Chelsea could be banned from signing players for a period of four transfer windows after the Premier League club was investigated for acquiring under-18 players, including former Blues striker Bertrand Traore, illegally.
FIFA has recommended the ban after leading an investigation that spanned three years, according to French source Mediapart (h/t Matt Hughes of The Times). The investigation, carried out by the Integrity and Compliance unit of world football's governing body, found the Blues had signed as many as 14 youth players illegally.
FIFA's investigation was prompted by Traore's move to Chelsea from Burkina Faso, before his 18th birthday.
Mediapart broke down how the penalties would be levied against the Blues: "FIFA's Integrity and Compliance unit have recommended that Chelsea should be banned from signing players for one transfer window for the Traoré signing, and three further transfer windows for 13 other offences, plus a fine of £45,000."
Traore's transfer became a focus of proceedings after FIFA found evidence he had played for Chelsea when he was as young as 16, appearing in a U18 match against London rivals Arsenal.
Further details showed Chelsea paid £155,000 to Traore's mother to earn a first-refusal on the player. This arrangement was supplemented by another payment of £13,000 made to AJE Bobo-Dioulasso, a club overseen by Traore's mother when her son was also on the books.
Chelsea are adjudged to have "acted in bad faith" by agreeing an option for four-and-a-half-years. This is a clear violation of FIFA rules prohibiting players under the age of 18 to be optioned for any longer than three years.

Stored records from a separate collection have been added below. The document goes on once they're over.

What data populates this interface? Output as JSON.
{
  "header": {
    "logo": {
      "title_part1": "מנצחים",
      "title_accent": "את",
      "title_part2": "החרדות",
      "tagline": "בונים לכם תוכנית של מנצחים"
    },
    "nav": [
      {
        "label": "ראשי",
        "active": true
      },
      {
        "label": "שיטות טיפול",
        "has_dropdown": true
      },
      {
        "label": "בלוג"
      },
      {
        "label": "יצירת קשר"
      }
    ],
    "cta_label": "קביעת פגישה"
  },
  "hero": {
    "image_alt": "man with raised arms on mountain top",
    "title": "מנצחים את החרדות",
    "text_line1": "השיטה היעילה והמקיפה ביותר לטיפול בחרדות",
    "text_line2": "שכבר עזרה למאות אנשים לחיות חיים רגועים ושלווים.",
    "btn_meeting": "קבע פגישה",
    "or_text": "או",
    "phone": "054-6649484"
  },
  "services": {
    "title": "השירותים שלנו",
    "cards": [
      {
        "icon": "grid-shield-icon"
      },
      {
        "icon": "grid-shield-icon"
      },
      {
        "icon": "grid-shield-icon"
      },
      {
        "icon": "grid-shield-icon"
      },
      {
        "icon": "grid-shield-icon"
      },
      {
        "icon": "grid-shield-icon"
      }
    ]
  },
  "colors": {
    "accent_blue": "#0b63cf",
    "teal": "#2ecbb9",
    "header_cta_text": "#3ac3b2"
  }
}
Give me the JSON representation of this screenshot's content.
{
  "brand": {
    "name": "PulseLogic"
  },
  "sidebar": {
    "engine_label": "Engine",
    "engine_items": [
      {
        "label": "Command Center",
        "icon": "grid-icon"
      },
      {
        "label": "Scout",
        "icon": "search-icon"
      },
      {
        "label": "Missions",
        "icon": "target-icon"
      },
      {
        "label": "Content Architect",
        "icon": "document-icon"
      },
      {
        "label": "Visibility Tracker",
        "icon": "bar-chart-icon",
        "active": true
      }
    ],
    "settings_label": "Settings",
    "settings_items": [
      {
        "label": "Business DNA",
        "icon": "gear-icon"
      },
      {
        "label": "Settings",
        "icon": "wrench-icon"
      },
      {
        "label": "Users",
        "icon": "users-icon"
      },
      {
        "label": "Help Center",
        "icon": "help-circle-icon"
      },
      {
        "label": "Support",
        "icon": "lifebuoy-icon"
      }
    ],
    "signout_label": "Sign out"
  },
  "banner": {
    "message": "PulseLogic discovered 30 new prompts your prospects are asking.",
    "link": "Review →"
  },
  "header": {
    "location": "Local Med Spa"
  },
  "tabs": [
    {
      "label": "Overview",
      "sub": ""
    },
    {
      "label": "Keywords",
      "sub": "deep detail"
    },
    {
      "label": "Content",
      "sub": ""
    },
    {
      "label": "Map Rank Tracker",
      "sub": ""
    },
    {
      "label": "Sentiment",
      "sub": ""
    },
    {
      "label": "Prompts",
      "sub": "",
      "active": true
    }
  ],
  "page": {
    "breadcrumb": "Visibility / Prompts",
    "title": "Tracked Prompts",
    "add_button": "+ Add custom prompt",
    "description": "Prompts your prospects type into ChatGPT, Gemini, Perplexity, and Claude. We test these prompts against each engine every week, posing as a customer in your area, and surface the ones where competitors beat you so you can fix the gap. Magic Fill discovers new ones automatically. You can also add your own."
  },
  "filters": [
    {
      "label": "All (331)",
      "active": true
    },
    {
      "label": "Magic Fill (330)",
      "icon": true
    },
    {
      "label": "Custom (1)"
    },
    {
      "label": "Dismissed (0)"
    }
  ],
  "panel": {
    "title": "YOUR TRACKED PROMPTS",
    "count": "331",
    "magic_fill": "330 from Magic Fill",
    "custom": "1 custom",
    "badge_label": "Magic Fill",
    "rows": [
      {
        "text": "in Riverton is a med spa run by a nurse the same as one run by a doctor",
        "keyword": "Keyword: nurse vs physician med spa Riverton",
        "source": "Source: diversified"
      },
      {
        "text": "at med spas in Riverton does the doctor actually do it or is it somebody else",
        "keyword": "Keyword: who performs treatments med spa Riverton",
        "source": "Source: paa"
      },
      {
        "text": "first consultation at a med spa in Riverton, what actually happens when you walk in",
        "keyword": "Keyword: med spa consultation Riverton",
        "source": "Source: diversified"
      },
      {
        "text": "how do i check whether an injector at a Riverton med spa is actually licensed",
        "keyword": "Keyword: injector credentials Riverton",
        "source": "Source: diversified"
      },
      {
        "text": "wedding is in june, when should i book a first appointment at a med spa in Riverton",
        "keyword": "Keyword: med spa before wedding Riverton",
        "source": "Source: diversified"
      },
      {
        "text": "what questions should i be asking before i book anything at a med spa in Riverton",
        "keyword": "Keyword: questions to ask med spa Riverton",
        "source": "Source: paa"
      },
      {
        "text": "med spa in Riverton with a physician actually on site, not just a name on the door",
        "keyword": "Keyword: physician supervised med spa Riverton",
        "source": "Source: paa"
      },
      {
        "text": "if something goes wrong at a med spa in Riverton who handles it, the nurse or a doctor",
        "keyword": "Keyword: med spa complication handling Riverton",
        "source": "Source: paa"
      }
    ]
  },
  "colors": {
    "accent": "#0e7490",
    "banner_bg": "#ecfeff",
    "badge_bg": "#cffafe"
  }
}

Ultimately, Traore was found to have played 25 matches for Chelsea at youth level, despite not being registered with the English Football Association, per Hughes.
Now 23, Traore helped Ajax reach the UEFA Europa League final during a productive loan spell in the 2016/17 campaign. He officially left the club to sign for Ligue 1 side Lyon on a five-year contract last summer.
If FIFA's recommendation becomes reality, Chelsea will face an uphill task remaining competitive in the Premier League and regaining status as a UEFA Champions League club.
Achieving both depends largely on keeping up with big-spending Manchester City, Manchester United and Liverpool. Not being able to match the outlay of that trio would soon leave Chelsea trailing during the next two years.
However, a ban may inadvertently force the Blues to finally begin leaning on what has been a deep and talented academy in recent seasons. Graduates such as midfielder Ruben Loftus-Cheek would see playing time increase exponentially if this ban goes through.